GM to pour $55.7M into Toledo plant

Carmaker pursues more high-tech transmission

Yolanda Liggons drives a forklift inside the Toledo Powertrain Plant, which is getting $55.7M from GM.
Yolanda Liggons drives a forklift inside the Toledo Powertrain Plant, which is getting $55.7M from GM.

General Motors Co. will invest $55.7 million in its Toledo Transmission Plant as part of a broader effort to build more fuel-efficient engines and transmissions, the company announced today.

In all, GM has committed to spending $332 million across four plants in Ohio, Michigan, and Indiana.

Toledo will be the first plant to produce GM’s new eight-speed, rear-wheel drive transmission, and the investment announced today will help support implementation of that product.

The company also said it will increase capacity in Toledo for its existing six-speed transmissions.

The plant currently employs about 1,870 people, building six-speed automatics for both front-wheel and rear-wheel drive applications.

The investment will not add new jobs to the plant, but the $55.7 million does support one of GM's key programs for the future as the automaker works to meet new government regulations and increased consumer demands for higher fuel economy.

“We are investing in technologies and manufacturing capabilities that produce high-quality, fuel-

efficient vehicles and components for our customers,” Diana Tremblay, vice president of

GM North American Manufacturing, said in a statement. “Today’s announcement demonstrates GM’s commitment to growing the business and strengthening the plant communities where we receive so much support.”

■ General Motors Co. to add a $55.7 million investment in its Toledo Transmission Plant to support an existing six-speed transmission and a new eight-speed one.
■ GM already has poured two separate investments totaling $286 million into the plant since 2011.
  • The first $204 million began preparing Toledo to build the eight-speed transmission.
  • A few months later, GM announced an additional $82 million to upgrade the front-wheel drive, six-speed transmission.

Other plants getting money are Flint (Mich.) Engine Operations, which will receive $215 million for a new, small Ecotec gasoline engine; Bay City (Mich.) Powertrain, which will receive $31.7 million to make components for a new V-6 engine and the new Ecotec; and Bedford Casting in Indiana, which will receive $29.4 million to make components for the Ecotec, as well as components for GM’s six-speed transmissions and the upcoming eight-speed transmission.

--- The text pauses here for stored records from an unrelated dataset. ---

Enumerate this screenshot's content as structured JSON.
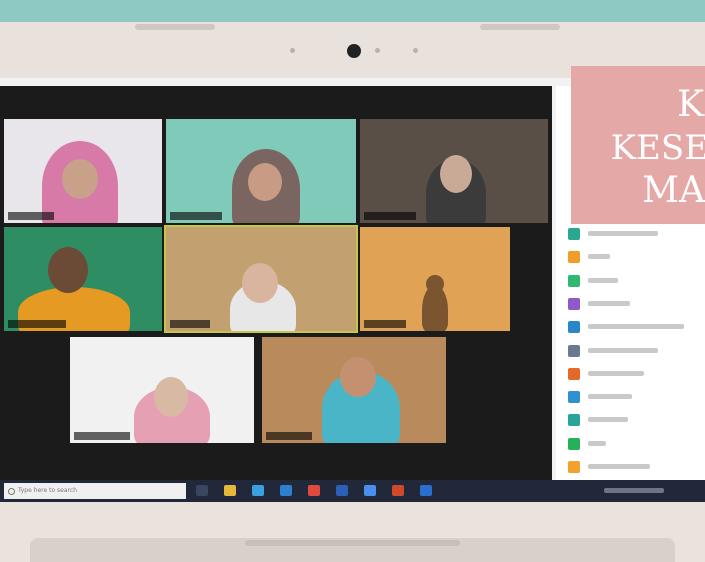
{
  "banner": {
    "line1": "K",
    "line2": "KESE",
    "line3": "MA"
  },
  "taskbar": {
    "search_placeholder": "Type here to search"
  },
  "tiles": [
    {
      "id": "p1",
      "hijab": "#d77aa8",
      "skin": "#c9a08a",
      "bg": "#e8e6ea"
    },
    {
      "id": "p2",
      "hijab": "#7b6560",
      "skin": "#c79b84",
      "bg": "#7fcab8"
    },
    {
      "id": "p3",
      "hijab": "#3b3b3b",
      "skin": "#c8aa96",
      "bg": "#5a4f46"
    },
    {
      "id": "p4",
      "hijab": "#e49a23",
      "skin": "#6b4a36",
      "bg": "#2f8d64"
    },
    {
      "id": "p5",
      "hijab": "#e7e7e7",
      "skin": "#d9b49e",
      "bg": "#c2a070"
    },
    {
      "id": "p6",
      "hijab": "#7a5530",
      "skin": "#7a5530",
      "bg": "#e0a356"
    },
    {
      "id": "p7",
      "hijab": "#e6a0b4",
      "skin": "#d8b9a4",
      "bg": "#f1f1f1"
    },
    {
      "id": "p8",
      "hijab": "#4bb5c8",
      "skin": "#c49070",
      "bg": "#b88a5c"
    }
  ],
  "participants": [
    {
      "color": "#2aa88f"
    },
    {
      "color": "#f19d27"
    },
    {
      "color": "#2eb872"
    },
    {
      "color": "#8e5ac8"
    },
    {
      "color": "#2b86c9"
    },
    {
      "color": "#6b7a8f"
    },
    {
      "color": "#e56a2a"
    },
    {
      "color": "#2f90d2"
    },
    {
      "color": "#2aa39a"
    },
    {
      "color": "#27b05a"
    },
    {
      "color": "#f0a22a"
    }
  ],
  "taskbar_icons": [
    {
      "name": "task-view-icon",
      "color": "#3a4560"
    },
    {
      "name": "file-explorer-icon",
      "color": "#e7b93a"
    },
    {
      "name": "edge-icon",
      "color": "#3aa0e0"
    },
    {
      "name": "mail-icon",
      "color": "#2d7fd0"
    },
    {
      "name": "chrome-icon",
      "color": "#e04a3a"
    },
    {
      "name": "word-icon",
      "color": "#2b5fb8"
    },
    {
      "name": "zoom-icon",
      "color": "#4a8ff0"
    },
    {
      "name": "powerpoint-icon",
      "color": "#d04a2a"
    },
    {
      "name": "store-icon",
      "color": "#2a6fd0"
    }
  ]
}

GM announced Toledo would get the eight-speed project in early 2011, committing to invest $204 million to equip the plant for the new transmission. Later that year, GM announced an additional $82 million to upgrade the front-wheel drive, six-speed transmission that goes in some of GM's most popular models, including the Ohio-built Chevrolet Cruze.

GM officials announced last month that the next-generation 2014 Cadillac CTS will be the first GM product to receive an eight-speed transmission. That car will initially use an eight-speed that GM is purchasing from a separate supplier. It's likely the CTS will get Toledo-built transmissions once they are available.

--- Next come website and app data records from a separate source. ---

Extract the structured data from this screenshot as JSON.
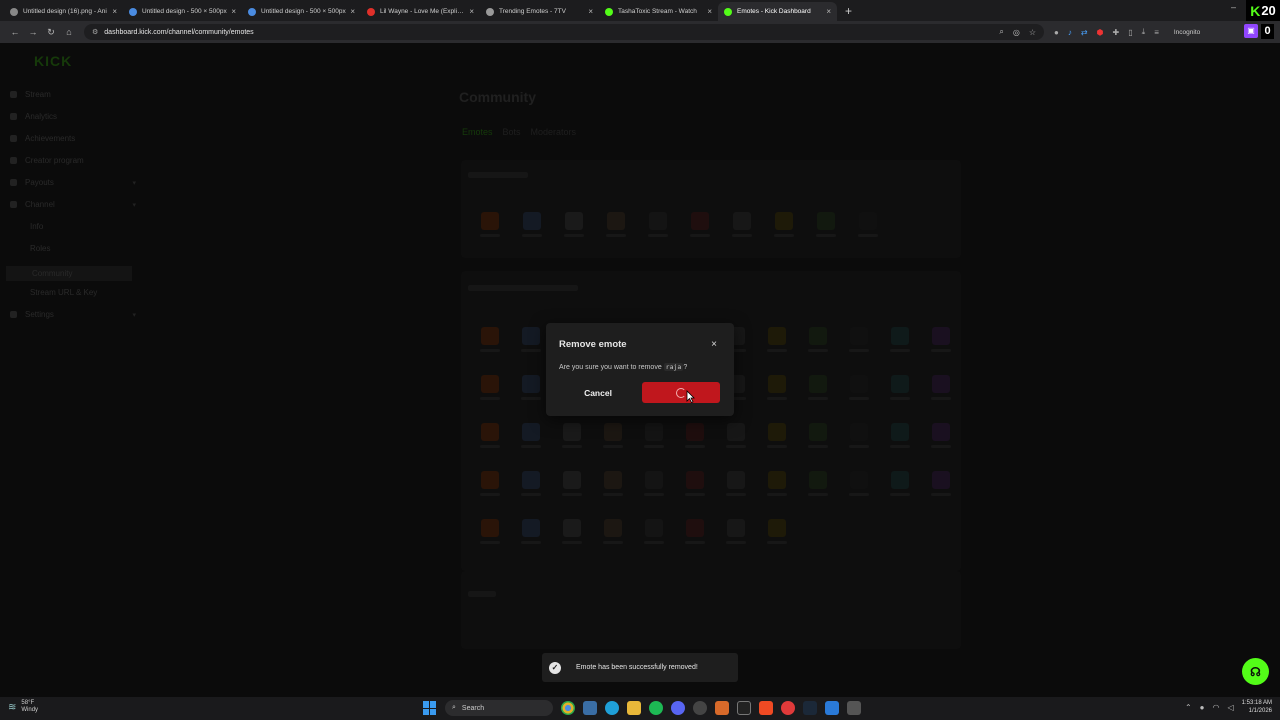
{
  "browser": {
    "tabs": [
      {
        "title": "Untitled design (16).png - Ani",
        "favicon_color": "#888888"
      },
      {
        "title": "Untitled design - 500 × 500px",
        "favicon_color": "#4a8be0"
      },
      {
        "title": "Untitled design - 500 × 500px",
        "favicon_color": "#4a8be0"
      },
      {
        "title": "Lil Wayne - Love Me (Explicit V",
        "favicon_color": "#e0302a"
      },
      {
        "title": "Trending Emotes - 7TV",
        "favicon_color": "#999999"
      },
      {
        "title": "TashaToxic Stream - Watch",
        "favicon_color": "#53fc18"
      },
      {
        "title": "Emotes - Kick Dashboard",
        "favicon_color": "#53fc18",
        "active": true
      }
    ],
    "new_tab_label": "+",
    "address": "dashboard.kick.com/channel/community/emotes",
    "incognito_label": "Incognito",
    "corner_badge_number": "20",
    "extension_badge": "0"
  },
  "page": {
    "logo_text": "KICK",
    "title": "Community",
    "tabs": [
      "Emotes",
      "Bots",
      "Moderators"
    ],
    "sidebar_items": [
      "Stream",
      "Analytics",
      "Achievements",
      "Creator program",
      "Payouts",
      "Channel",
      "Info",
      "Roles",
      "Community",
      "Stream URL & Key",
      "Settings"
    ]
  },
  "modal": {
    "title": "Remove emote",
    "close_label": "×",
    "message_prefix": "Are you sure you want to remove",
    "emote_name": "raja",
    "message_suffix": "?",
    "cancel_label": "Cancel",
    "remove_state": "loading"
  },
  "toast": {
    "message": "Emote has been successfully removed!"
  },
  "taskbar": {
    "temperature": "58°F",
    "weather_desc": "Windy",
    "search_label": "Search",
    "time": "1:53:18 AM",
    "date": "1/1/2026"
  },
  "colors": {
    "kick_green": "#53fc18",
    "danger": "#c0171d"
  }
}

Additional gear ratios allow vehicles to operate more efficiently, delivering higher fuel economy. They also can offer a better driving dynamic for high performance vehicles, such as the CTS.

Several manufacturers already have eight-speed transmissions. Chrysler Group LLC uses eight-speed transmissions in many of its cars and trucks, including the Chrysler 300 and Ram pickup. Hyundai uses an eight-speed in its upmarket Genesis, and BMW has eight-speeds across much of its line.

The Toledo-built eight-speed figures to be an important component for GM, though the automaker hasn't explicitly said what vehicles it will go in.

Contact Tyrel Linkhorn at: or 419-724-6134.